When watching this animation, bear in mind the technology available at the time. No computers , no electronics, rudimentary electrics (wet cell batteries). So measuring time (for muzzle velocity) used the known constant – gravity. Electric motors would be subject to speed variations depending on the state of the batteries. However, the level of mechanical skills were impressive. Machinery capable of finishing to an accuracy of a few thousandths of an inch on rotating masses weighing several tons were available, as were the artisans. Even more impressive was the level of mathematical skills needed to calculate the stresses that would be experienced in a gun, to determine the thickness of the coils, and the actual dimensions to be machined so that outer coils would shrink onto inner coils and so pre-stress them, while at the same time expanding sufficiently so that heated outer coil could be slipped over an inner component. Range tables were calculated laboriously by hand or with primitive calculating machines.

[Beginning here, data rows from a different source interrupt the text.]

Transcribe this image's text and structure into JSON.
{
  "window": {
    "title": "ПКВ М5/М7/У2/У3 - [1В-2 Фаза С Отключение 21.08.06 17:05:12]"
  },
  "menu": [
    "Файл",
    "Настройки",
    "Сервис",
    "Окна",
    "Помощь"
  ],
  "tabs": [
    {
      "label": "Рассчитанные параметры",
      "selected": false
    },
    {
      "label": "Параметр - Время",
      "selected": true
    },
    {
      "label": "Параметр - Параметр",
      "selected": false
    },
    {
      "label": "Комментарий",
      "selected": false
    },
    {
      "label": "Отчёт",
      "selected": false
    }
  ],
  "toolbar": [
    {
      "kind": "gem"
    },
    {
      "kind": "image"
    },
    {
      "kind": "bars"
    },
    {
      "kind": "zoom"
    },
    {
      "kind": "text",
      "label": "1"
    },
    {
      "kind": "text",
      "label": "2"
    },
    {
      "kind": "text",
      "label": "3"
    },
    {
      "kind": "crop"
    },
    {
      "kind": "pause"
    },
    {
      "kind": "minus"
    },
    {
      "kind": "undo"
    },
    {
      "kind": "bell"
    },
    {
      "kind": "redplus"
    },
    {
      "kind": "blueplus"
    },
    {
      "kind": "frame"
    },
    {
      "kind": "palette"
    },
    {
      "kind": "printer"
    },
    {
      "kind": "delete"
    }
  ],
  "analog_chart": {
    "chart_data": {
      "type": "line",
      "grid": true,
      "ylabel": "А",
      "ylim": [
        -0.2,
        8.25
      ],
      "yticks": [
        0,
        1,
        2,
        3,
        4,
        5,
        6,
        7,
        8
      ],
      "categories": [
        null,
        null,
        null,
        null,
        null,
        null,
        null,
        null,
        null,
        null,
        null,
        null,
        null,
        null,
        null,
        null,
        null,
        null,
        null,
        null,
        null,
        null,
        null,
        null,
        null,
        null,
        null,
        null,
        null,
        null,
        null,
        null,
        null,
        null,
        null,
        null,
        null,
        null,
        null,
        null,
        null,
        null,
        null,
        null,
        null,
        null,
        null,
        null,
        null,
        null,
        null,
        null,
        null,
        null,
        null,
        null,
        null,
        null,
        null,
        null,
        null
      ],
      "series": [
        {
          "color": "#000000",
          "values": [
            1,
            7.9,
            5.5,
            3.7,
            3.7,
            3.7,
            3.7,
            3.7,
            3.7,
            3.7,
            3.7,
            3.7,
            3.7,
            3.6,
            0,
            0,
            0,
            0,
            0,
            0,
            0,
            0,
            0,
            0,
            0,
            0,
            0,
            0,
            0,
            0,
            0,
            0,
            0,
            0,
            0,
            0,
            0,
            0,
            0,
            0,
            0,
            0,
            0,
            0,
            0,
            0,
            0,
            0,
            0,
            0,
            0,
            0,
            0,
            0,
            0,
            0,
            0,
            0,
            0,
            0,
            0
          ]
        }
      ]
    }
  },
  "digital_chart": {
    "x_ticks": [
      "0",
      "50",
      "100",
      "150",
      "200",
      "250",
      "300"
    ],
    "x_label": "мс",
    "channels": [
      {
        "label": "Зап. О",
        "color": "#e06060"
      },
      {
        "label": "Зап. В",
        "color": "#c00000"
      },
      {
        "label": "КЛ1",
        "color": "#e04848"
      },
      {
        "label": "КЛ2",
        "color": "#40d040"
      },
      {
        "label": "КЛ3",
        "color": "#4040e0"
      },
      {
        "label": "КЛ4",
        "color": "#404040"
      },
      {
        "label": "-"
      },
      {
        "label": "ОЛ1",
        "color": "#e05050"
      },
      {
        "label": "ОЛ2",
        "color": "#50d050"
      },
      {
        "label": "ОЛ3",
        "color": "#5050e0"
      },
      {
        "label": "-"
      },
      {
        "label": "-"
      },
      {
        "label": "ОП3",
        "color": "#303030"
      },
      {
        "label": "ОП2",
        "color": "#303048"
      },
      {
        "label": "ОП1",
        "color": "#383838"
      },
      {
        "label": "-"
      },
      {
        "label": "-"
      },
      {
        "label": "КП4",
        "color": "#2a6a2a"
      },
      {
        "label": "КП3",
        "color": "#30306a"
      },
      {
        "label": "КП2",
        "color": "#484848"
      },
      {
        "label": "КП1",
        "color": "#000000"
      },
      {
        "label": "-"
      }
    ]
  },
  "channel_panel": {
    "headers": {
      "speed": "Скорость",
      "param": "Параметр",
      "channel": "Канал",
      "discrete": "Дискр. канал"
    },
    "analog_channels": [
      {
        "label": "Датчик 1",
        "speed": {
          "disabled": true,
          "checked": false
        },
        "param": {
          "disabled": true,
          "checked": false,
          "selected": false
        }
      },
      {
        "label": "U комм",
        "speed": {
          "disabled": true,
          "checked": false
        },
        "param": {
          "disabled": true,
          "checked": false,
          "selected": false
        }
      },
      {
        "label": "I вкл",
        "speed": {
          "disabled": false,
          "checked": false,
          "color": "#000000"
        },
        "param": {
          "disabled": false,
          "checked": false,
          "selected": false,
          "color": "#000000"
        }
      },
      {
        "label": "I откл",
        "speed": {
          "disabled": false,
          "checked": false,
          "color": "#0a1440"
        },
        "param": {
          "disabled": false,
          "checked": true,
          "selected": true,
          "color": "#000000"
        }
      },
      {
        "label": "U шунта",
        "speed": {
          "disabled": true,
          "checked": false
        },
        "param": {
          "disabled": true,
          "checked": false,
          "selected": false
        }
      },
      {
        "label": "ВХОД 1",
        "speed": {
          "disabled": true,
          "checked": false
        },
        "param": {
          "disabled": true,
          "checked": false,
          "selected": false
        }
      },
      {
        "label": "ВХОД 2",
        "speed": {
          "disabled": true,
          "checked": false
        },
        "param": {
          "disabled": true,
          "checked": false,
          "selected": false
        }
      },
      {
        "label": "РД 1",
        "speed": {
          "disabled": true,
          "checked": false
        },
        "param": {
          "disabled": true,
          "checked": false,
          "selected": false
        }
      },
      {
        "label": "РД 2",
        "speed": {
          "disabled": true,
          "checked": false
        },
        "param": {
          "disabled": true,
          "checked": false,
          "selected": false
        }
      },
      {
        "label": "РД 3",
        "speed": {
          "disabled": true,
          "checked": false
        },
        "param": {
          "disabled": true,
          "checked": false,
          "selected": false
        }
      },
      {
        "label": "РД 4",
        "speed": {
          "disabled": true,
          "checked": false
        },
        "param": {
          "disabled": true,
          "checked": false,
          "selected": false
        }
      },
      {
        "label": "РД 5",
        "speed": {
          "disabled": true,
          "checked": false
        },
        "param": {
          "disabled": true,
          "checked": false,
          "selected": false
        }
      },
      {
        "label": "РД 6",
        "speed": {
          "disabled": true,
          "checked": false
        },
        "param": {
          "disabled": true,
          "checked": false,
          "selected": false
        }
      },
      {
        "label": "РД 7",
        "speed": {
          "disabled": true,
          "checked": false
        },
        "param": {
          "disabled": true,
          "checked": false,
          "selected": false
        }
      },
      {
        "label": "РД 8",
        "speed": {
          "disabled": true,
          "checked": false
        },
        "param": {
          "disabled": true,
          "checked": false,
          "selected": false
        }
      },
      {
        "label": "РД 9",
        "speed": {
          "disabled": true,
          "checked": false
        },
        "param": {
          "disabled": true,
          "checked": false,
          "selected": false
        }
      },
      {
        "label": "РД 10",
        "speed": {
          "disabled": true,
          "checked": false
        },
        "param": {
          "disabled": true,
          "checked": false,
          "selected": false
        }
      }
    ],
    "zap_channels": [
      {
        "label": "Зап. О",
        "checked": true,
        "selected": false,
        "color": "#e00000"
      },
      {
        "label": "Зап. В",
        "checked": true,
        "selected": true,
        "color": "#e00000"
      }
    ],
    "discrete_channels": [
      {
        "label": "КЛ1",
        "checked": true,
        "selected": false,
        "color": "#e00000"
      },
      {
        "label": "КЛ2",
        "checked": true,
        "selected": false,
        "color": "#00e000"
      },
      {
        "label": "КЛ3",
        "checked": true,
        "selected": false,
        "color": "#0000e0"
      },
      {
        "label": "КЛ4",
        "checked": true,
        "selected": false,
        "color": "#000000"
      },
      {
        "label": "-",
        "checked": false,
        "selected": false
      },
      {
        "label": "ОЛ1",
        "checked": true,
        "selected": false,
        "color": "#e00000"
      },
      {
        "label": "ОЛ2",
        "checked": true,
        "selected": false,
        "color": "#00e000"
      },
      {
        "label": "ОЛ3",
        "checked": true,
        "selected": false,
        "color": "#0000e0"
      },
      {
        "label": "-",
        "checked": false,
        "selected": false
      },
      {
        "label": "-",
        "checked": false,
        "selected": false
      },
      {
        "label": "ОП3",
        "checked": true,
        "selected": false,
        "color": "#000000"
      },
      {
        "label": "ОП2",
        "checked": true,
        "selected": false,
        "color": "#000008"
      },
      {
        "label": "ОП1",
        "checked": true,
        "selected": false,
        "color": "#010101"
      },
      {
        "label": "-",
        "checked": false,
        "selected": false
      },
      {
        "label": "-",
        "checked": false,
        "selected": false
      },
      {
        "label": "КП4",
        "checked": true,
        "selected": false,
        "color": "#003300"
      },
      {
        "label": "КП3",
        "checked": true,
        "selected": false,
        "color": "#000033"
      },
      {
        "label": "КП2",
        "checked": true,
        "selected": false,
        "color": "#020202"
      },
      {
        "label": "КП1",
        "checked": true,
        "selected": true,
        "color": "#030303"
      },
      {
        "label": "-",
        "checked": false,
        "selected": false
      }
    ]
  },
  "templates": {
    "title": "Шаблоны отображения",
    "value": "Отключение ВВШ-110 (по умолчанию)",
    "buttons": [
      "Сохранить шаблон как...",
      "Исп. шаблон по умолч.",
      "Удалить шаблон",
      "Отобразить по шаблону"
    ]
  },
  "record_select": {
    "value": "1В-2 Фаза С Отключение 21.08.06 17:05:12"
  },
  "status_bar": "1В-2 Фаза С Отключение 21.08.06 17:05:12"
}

The other thing to note is that these guns were still using Gunpowder – an explosive. The Mark 1 gun used pebble powder – gunpowder compressed into small cubes in an attempt to slow down the explosion and so reduce the rate of gas generation. The Mark II gun would use Prismatic gunpowder, where the explosive was formed into larger prisms, slowing down the rate of burning still further but also requiring a longer barrel to ensure all the powder was burnt before the shell left the barrel.
This animation was created using Cinema 4D, Quicktime and iMovie.
Music: Modern Situations by Unicorn hHeads
Handbook for the R.M.L 12.5 inch 38-ton Gun, Marks I and II, 1885
Treatise on the Manufacture of Guns and Text-Book of Service Ordnance, 1886
Treatise on the Construction and Manufacture of Ordnance in the British Service, 1877
Hi, I’m Rob, otherwise known as VBBSMYT.
I create the animations on my iMac using Cinema 4D, which I find very intuitive, and allows me to add smoke and flames, and then send the model to my trusty Render farm.
I make my models as accurate as possible through reference books and particularly good drawings. You may have seen my animations of early torpedoes and machine guns on YouTube. I enjoy finding out how things work and it has been fascinating to track the development from the late Victorian period up to World War 1.